### [Problem description]
Show all lines from the data that include the word "đang".

### [Exercise inputs]
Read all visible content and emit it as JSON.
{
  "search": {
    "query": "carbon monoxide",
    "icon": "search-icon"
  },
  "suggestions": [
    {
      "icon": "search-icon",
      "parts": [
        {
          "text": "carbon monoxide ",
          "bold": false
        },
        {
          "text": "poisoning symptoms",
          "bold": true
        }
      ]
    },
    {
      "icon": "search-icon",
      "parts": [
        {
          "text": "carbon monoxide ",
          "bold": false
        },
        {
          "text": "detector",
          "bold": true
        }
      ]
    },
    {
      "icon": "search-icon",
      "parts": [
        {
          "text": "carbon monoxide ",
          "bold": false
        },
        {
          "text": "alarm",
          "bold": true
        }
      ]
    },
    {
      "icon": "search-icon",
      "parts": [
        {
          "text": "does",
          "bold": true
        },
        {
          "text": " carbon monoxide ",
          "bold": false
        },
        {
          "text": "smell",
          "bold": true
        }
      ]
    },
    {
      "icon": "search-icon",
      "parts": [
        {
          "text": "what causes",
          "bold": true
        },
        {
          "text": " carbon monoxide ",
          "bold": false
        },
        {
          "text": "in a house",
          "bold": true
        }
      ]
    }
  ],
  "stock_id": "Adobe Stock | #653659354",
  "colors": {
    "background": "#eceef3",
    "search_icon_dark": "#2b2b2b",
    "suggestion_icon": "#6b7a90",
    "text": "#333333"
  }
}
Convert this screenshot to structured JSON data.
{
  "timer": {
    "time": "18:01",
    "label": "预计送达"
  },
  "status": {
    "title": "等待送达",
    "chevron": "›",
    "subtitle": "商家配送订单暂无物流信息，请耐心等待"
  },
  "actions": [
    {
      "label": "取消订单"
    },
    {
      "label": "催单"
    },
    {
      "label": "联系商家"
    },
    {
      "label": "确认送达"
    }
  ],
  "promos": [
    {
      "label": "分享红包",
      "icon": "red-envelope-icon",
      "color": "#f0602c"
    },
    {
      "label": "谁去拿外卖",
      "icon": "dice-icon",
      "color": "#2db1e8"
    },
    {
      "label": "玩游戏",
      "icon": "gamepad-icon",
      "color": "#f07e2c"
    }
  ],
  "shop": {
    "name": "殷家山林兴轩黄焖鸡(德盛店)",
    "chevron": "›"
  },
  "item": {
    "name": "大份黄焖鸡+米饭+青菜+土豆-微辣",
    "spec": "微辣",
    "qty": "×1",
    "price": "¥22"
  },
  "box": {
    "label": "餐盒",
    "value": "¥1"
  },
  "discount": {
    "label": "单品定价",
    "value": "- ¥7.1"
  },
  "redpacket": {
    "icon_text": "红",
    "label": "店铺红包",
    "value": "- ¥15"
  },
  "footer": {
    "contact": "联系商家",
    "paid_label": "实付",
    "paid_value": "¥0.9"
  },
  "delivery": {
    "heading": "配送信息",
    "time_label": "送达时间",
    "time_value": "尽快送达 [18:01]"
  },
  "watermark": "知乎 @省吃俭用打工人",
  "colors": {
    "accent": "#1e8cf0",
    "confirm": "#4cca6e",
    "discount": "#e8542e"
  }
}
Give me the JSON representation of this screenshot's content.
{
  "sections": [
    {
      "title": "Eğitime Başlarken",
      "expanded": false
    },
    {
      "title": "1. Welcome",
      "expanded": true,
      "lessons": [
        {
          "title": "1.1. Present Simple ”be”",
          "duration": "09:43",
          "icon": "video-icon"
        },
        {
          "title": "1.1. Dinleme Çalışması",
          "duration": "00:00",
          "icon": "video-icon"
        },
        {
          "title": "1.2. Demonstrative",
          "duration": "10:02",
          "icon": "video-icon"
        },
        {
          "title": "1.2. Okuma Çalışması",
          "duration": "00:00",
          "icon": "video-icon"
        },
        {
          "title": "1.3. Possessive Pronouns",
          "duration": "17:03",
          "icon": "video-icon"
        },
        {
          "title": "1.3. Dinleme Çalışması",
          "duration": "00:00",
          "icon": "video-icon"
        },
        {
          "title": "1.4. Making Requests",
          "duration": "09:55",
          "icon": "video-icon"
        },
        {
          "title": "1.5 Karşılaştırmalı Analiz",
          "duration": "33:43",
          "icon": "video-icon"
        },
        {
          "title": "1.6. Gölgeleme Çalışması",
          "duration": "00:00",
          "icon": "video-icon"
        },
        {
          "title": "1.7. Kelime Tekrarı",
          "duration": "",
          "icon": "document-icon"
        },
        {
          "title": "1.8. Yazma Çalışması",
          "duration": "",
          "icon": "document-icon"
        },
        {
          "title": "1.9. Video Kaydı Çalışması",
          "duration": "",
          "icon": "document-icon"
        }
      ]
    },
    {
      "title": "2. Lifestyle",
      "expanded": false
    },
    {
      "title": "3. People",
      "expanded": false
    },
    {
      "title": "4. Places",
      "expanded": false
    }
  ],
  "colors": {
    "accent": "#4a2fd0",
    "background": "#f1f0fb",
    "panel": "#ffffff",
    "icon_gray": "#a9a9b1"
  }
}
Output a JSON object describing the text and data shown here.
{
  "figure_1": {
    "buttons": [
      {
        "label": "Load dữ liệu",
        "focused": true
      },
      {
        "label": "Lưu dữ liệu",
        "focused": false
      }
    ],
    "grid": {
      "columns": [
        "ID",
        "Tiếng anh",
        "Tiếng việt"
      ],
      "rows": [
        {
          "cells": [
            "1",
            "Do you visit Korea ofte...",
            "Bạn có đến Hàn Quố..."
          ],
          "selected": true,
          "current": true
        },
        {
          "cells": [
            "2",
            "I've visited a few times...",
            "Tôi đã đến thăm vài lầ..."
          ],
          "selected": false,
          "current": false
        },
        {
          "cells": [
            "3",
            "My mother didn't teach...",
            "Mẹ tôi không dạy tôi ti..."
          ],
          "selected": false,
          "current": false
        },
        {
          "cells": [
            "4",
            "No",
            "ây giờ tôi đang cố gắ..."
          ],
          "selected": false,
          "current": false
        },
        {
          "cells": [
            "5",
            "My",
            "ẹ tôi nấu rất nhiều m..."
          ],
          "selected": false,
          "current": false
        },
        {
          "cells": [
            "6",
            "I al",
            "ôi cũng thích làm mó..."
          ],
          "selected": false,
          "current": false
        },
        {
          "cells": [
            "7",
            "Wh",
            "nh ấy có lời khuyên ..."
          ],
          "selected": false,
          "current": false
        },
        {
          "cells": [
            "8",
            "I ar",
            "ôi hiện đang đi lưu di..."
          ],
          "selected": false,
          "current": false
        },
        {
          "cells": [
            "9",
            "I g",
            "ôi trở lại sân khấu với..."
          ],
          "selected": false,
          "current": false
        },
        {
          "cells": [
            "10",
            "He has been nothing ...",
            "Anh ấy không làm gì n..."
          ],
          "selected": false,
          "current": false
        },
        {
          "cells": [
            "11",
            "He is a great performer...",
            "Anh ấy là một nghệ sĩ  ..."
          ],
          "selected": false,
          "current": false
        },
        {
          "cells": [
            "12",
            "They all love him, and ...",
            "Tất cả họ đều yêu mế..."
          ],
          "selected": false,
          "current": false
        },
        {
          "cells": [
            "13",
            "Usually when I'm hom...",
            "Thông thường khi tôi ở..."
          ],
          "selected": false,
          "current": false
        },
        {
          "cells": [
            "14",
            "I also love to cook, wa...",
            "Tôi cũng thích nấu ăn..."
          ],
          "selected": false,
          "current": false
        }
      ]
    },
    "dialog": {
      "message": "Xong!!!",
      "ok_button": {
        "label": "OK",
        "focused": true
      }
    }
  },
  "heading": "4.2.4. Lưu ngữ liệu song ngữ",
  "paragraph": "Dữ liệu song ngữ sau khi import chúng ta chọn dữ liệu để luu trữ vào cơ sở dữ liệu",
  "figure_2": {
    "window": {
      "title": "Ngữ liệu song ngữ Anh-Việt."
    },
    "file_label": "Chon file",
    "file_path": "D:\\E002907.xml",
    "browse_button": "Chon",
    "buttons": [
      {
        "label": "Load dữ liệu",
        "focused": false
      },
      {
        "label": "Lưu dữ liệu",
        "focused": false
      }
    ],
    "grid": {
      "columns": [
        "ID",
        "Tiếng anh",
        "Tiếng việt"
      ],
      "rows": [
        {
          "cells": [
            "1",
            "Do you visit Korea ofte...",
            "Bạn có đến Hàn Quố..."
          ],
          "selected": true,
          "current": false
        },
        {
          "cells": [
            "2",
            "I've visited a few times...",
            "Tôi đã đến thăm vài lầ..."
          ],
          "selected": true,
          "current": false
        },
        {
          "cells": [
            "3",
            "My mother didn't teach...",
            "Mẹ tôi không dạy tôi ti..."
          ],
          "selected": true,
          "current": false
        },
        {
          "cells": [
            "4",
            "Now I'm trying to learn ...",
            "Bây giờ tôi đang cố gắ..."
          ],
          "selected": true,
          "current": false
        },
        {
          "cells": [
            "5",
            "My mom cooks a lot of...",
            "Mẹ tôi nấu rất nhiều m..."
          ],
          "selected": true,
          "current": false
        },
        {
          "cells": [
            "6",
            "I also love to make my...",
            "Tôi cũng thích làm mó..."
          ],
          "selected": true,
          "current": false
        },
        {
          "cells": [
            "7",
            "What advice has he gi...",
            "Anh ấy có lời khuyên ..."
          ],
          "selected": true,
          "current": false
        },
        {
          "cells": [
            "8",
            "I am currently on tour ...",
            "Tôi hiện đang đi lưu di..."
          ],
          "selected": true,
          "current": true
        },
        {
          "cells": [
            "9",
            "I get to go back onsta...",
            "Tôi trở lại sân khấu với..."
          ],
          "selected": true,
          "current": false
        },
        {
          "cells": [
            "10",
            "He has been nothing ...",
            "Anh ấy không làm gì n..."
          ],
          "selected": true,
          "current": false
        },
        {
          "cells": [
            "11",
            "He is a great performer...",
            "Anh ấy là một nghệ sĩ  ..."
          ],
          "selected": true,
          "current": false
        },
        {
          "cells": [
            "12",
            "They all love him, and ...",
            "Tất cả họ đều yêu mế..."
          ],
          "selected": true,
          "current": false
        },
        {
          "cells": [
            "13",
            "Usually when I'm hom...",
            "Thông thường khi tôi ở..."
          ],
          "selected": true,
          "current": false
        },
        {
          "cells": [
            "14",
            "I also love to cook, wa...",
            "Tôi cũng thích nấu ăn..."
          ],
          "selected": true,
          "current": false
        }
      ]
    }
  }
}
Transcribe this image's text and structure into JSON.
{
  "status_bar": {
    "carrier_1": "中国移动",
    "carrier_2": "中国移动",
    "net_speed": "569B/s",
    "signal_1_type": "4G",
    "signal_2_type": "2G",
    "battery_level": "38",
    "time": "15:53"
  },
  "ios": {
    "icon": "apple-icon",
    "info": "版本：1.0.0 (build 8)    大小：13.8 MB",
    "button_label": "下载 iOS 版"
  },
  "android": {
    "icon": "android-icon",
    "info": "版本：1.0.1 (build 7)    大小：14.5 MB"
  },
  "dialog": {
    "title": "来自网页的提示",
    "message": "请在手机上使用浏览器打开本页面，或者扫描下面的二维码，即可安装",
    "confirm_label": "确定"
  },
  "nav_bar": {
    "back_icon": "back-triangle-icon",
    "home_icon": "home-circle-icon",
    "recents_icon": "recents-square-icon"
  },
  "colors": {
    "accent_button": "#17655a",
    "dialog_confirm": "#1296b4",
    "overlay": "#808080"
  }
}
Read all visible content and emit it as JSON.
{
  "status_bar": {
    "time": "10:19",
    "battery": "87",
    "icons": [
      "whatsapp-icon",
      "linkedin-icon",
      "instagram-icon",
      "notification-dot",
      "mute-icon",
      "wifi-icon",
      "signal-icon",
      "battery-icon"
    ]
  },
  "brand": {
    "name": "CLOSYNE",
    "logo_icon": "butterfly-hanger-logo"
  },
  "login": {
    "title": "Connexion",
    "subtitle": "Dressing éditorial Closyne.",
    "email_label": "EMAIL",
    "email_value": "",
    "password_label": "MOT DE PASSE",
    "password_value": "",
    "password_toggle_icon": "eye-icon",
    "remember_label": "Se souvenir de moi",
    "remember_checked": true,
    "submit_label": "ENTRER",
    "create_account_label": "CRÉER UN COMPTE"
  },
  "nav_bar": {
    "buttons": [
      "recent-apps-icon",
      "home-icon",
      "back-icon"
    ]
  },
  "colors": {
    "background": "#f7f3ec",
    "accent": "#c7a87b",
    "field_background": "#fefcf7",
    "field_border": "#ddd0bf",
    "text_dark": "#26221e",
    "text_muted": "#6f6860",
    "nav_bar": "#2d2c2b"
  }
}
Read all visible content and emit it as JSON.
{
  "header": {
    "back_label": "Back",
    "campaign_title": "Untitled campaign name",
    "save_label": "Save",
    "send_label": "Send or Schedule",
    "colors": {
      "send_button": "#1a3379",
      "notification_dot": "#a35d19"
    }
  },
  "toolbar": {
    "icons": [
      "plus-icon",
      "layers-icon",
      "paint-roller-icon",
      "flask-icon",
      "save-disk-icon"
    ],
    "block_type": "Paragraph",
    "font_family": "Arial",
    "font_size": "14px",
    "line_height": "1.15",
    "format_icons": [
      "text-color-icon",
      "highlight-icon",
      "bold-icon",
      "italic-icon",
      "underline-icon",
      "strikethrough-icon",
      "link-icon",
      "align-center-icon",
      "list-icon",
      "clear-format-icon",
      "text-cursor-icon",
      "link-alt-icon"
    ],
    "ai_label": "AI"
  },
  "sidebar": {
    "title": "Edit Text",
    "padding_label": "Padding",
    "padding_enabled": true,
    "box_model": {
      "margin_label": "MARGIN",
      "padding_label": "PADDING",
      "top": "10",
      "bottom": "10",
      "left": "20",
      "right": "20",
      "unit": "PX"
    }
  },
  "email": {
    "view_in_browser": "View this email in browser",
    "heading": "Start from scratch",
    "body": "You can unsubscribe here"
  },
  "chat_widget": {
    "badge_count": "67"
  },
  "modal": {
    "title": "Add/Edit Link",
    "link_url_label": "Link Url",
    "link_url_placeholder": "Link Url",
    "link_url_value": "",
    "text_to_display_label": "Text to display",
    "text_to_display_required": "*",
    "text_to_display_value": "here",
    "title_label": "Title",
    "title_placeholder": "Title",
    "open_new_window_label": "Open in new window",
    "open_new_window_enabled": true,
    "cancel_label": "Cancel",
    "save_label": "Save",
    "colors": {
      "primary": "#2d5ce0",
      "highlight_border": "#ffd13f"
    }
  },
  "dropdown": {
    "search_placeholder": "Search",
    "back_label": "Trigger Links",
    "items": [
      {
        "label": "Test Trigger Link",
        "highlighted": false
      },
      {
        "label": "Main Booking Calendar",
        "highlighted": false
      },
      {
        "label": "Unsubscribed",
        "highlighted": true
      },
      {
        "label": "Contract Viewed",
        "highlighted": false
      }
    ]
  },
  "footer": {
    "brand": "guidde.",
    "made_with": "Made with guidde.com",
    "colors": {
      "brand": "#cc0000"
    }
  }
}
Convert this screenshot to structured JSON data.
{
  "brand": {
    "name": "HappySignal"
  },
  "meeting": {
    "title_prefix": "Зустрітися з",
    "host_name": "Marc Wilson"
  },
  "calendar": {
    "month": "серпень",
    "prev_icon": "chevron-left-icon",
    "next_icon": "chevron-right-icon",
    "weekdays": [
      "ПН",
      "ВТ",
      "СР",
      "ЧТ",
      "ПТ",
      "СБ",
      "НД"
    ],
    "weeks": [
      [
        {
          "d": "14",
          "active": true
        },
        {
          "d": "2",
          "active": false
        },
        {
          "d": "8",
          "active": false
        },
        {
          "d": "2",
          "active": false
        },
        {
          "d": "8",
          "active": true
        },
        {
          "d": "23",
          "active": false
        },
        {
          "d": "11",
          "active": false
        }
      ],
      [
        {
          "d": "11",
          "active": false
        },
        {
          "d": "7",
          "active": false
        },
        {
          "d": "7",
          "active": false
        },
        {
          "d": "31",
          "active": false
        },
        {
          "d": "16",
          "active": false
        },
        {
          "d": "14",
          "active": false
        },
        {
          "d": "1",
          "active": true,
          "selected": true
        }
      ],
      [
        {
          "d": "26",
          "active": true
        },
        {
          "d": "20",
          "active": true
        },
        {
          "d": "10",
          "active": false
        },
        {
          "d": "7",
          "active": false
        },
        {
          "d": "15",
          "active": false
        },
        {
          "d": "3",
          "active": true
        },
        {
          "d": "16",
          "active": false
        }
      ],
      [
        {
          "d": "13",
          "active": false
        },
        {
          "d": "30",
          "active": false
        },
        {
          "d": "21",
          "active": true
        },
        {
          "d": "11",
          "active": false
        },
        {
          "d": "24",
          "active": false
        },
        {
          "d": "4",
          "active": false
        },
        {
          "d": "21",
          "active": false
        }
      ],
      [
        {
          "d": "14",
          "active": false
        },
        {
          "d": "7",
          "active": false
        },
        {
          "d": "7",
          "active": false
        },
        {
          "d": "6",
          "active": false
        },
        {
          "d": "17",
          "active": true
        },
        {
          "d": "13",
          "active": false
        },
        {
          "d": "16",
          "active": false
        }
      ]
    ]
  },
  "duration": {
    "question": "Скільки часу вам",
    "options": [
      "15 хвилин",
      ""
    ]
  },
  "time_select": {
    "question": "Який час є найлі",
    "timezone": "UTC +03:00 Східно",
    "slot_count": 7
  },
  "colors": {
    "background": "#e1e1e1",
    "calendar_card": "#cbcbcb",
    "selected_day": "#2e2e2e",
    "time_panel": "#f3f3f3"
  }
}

### [Completed task]
            "ây giờ tôi đang cố gắ..."
            "ôi hiện đang đi lưu di..."
            "Bây giờ tôi đang cố gắ..."
            "Tôi hiện đang đi lưu di..."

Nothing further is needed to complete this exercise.